Great projects have a way of bubbling to the surface. The proof of concept comes from way back in 2009, and while the source blog is now defunct, it’s thankfully been preserved by the Internet Archive. In recreating the project based on that barebones description, [Calvin] reached for a set of five IR transmitter/receiver pairs. Take a close look and you’ll see each transmitter is hidden under its partnered receiver. The light shines up through the receiver and the presence of the pip is detected by measuring how much of it bounces back.
This board is only the sensor portion of the design. A 595 shift register provides the ability to control which IR pair is powered, plus five more signals heading out to the analog pins of an Arduino Uno to monitor how much light is being detected by the receivers. Hey, that’s another interesting fact about dice, you only need to read five different pips to establish the value shown!
We wish there were a demo video showing this in action, but alas we couldn’t find one. We were amused to hear [Calvin] mentioned this was a sorting assignment at University and the team didn’t want to build yet another candy sorter. Look, we love an epic M&M sorter just as much as the next electronic geek, but it’s pretty hard to one-up this dice-based random number generator which rolls 1.3 million times each day.

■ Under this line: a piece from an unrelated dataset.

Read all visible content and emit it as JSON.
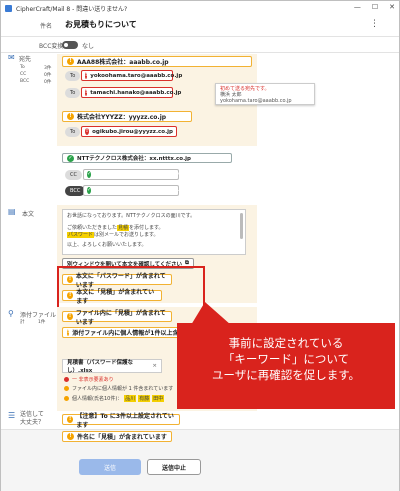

People take their tabletop games very, very seriously. [Andrew Lauritzen], though, has gone far above and beyond in pursuit of a fair game. The game in question is Star War: X-Wing, a strategy wargame where miniature pieces are moved according to rolls of the dice. [Andrew] suspected that commercially available dice were skewing the game, and the automated machine-vision dice tester shown in the video after the break was the result.

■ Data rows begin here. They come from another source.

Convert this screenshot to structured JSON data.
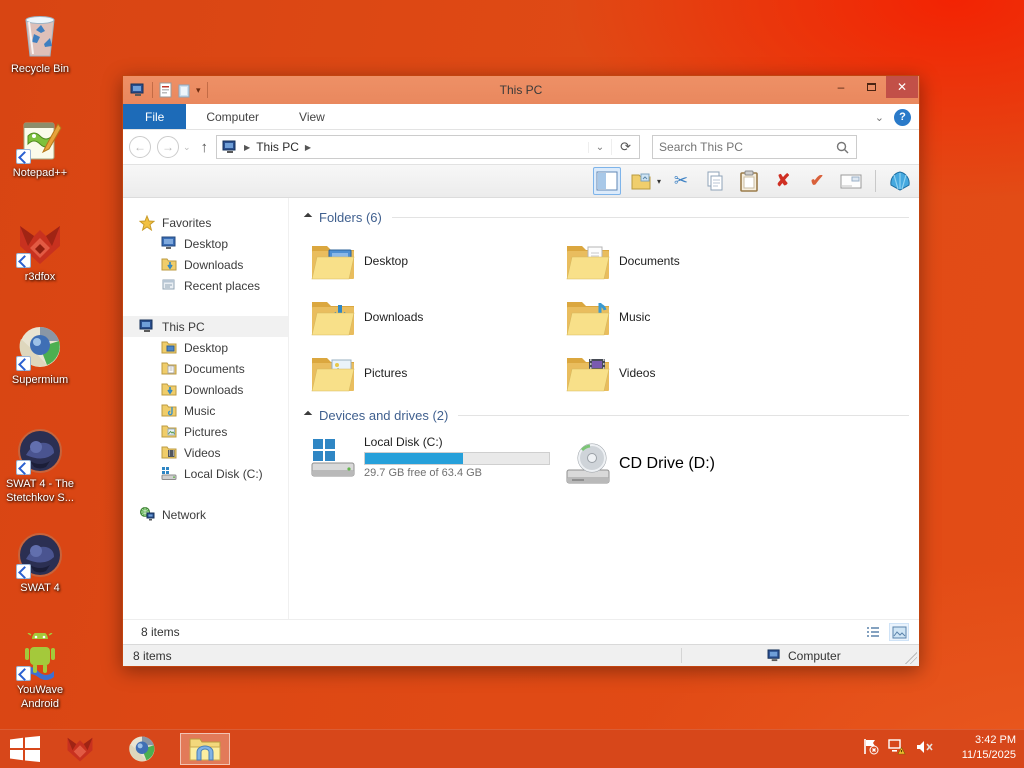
{
  "desktop": {
    "icons": [
      {
        "label": "Recycle Bin"
      },
      {
        "label": "Notepad++"
      },
      {
        "label": "r3dfox"
      },
      {
        "label": "Supermium"
      },
      {
        "label": "SWAT 4 - The Stetchkov S..."
      },
      {
        "label": "SWAT 4"
      },
      {
        "label": "YouWave Android"
      }
    ]
  },
  "window": {
    "title": "This PC",
    "quick_access_icons": [
      "system-menu-computer",
      "properties",
      "new-folder",
      "customize-caret"
    ],
    "tabs": {
      "file": "File",
      "computer": "Computer",
      "view": "View"
    },
    "nav": {
      "address_root": "This PC",
      "search_placeholder": "Search This PC"
    },
    "toolbar_icons": [
      "preview-pane-toggle",
      "folder-options",
      "cut",
      "copy",
      "paste",
      "delete",
      "properties-check",
      "email",
      "classic-shell-settings"
    ],
    "sidebar": {
      "favorites": {
        "label": "Favorites",
        "items": [
          {
            "label": "Desktop"
          },
          {
            "label": "Downloads"
          },
          {
            "label": "Recent places"
          }
        ]
      },
      "thispc": {
        "label": "This PC",
        "items": [
          {
            "label": "Desktop"
          },
          {
            "label": "Documents"
          },
          {
            "label": "Downloads"
          },
          {
            "label": "Music"
          },
          {
            "label": "Pictures"
          },
          {
            "label": "Videos"
          },
          {
            "label": "Local Disk (C:)"
          }
        ]
      },
      "network": {
        "label": "Network"
      }
    },
    "main": {
      "folders": {
        "header": "Folders (6)",
        "items": [
          "Desktop",
          "Documents",
          "Downloads",
          "Music",
          "Pictures",
          "Videos"
        ]
      },
      "devices": {
        "header": "Devices and drives (2)",
        "local_disk": {
          "label": "Local Disk (C:)",
          "free_text": "29.7 GB free of 63.4 GB",
          "used_percent": 53,
          "bar_fill_style": "width:53%",
          "bar_color": "#26a0da"
        },
        "cd_drive": {
          "label": "CD Drive (D:)"
        }
      }
    },
    "status": {
      "items_text": "8 items",
      "classic_items_text": "8 items",
      "location_label": "Computer"
    }
  },
  "taskbar": {
    "buttons": [
      "start",
      "r3dfox",
      "supermium",
      "file-explorer-active"
    ],
    "tray_icons": [
      "action-center-flag-error",
      "network-warning",
      "volume-muted"
    ],
    "tray": {
      "time": "3:42 PM",
      "date": "11/15/2025"
    }
  },
  "colors": {
    "desktop": "#e04a15",
    "titlebar": "#ec8d62",
    "ribbon_accent": "#1d6bb8",
    "close_button": "#c25048",
    "disk_bar": "#26a0da",
    "group_header": "#40608f"
  },
  "glyphs": {
    "minimize": "–",
    "close": "✕",
    "help": "?",
    "ribbon_collapse": "⌄",
    "back": "←",
    "forward": "→",
    "up": "↑",
    "nav_chevron": "⌄",
    "crumb": "▶",
    "address_dropdown": "⌄",
    "refresh": "⟳",
    "qat_caret": "▾",
    "cut": "✂",
    "delete": "✘",
    "check": "✔",
    "mail": "✉",
    "toolbar_dropdown": "▾"
  }
}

The rig is a very clever design that maximizes the data set with as little motion as possible. The test chamber is a box with clear ends that can be flipped end-for-end by a motor; walls separate the chamber into four channels to test multiple dice on each throw, and baffles within the channels assure randomization. A webcam is positioned below the chamber to take a snapshot of each “throw”, which is then analyzed in OpenCV. This scheme has the unfortunate effect of looking at the dice from the table’s perspective, but [Andrew] dealt with that in true hacker fashion: he ignored it since it didn’t impact the statistics he was interested in.
And speaking of statistics, he generated a LOT of them. The 62-page report of results from his study is an impressive piece of work, which basically concludes that the dice aren’t fair due to manufacturing variability, and that players could use this fact to cheat. He recommends pooled sets of dice to eliminate advantages during competitive play.
This isn’t the first automated dice roller we’ve seen around these parts. There was the tweeting dice-bot, the Dice-O-Matic, and all manner of electronic dice throwers. This one goes the extra mile to keep things fair, and we appreciate that.
Continue reading “Automated Dice Tester Uses Machine Vision To Ensure A Fair Game”